Until doing the research for this series of articles, I did not have an appreciation for the value and importance of online privacy policies. Don’t get me wrong, I have always been careful about which websites I use for online purchases or online bill-pay. For instance, before doing business online, I always make sure a site uses encryption for secure transactions and I typically only use well known, credible websites.
Also, I never use a debit card online; only credit cards. That provides recourse in the event some type of fraud takes place. However, I must admit, when downloading a free whitepaper or registering for a technical forum or newsletter, I have shared my primary email address and postal address and sometimes even my date of birth. In hindsight, that was not a good idea.
From a regulatory perspective, there are different types of privacy policies. While a common element is the safeguarding of sensitive personal information, the type of information, applicable laws, and compliance requirements can vary. The table below shows examples of personal information types and the primary associated laws.
|Information Type||Primary Applicable Federal Laws|
|Personally-identifiable information (PII)||Federal Trade Commission Act Children’s Online Privacy Act|

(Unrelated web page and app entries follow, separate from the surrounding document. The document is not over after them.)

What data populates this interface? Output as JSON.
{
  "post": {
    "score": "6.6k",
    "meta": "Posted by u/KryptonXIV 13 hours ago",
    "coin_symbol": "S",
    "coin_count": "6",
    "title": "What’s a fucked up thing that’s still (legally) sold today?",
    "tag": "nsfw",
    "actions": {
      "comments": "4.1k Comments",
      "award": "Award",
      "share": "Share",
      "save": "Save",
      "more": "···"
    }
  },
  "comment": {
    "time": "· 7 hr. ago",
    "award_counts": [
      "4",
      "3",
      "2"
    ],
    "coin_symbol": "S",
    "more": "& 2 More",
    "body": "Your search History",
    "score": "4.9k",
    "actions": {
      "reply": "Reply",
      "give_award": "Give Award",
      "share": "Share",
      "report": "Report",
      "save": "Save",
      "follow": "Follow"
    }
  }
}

|Personal financial information held by financial institutions||Gramm-Leach-Bliley Act|
|Personal health information||Health Insurance Portability and Accountability Act of 1996 (HIPAA)|

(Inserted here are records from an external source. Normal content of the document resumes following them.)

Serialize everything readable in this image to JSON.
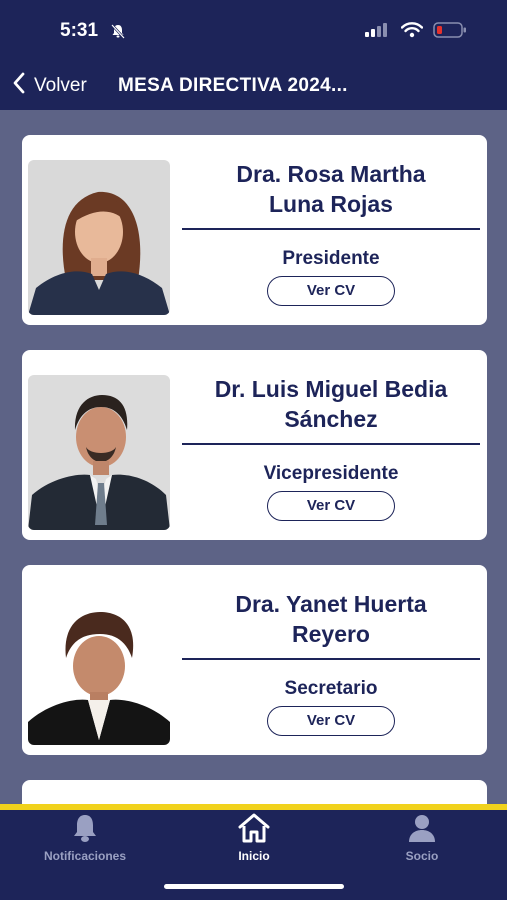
{
  "status_bar": {
    "time": "5:31"
  },
  "header": {
    "back_label": "Volver",
    "title": "MESA DIRECTIVA 2024..."
  },
  "members": [
    {
      "name_line1": "Dra. Rosa Martha",
      "name_line2": "Luna Rojas",
      "role": "Presidente",
      "cv_label": "Ver CV"
    },
    {
      "name_line1": "Dr. Luis Miguel Bedia",
      "name_line2": "Sánchez",
      "role": "Vicepresidente",
      "cv_label": "Ver CV"
    },
    {
      "name_line1": "Dra. Yanet Huerta",
      "name_line2": "Reyero",
      "role": "Secretario",
      "cv_label": "Ver CV"
    }
  ],
  "tabs": [
    {
      "label": "Notificaciones",
      "icon": "bell-icon"
    },
    {
      "label": "Inicio",
      "icon": "home-icon",
      "active": true
    },
    {
      "label": "Socio",
      "icon": "user-icon"
    }
  ],
  "colors": {
    "navy": "#1d2459",
    "background": "#5d6386",
    "accent_yellow": "#f1d21c",
    "battery_low": "#e5322d"
  }
}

|Personal credit history reporting||Fair Credit Reporting Act|
|Student educational records||Family Educational Rights and Privacy Act|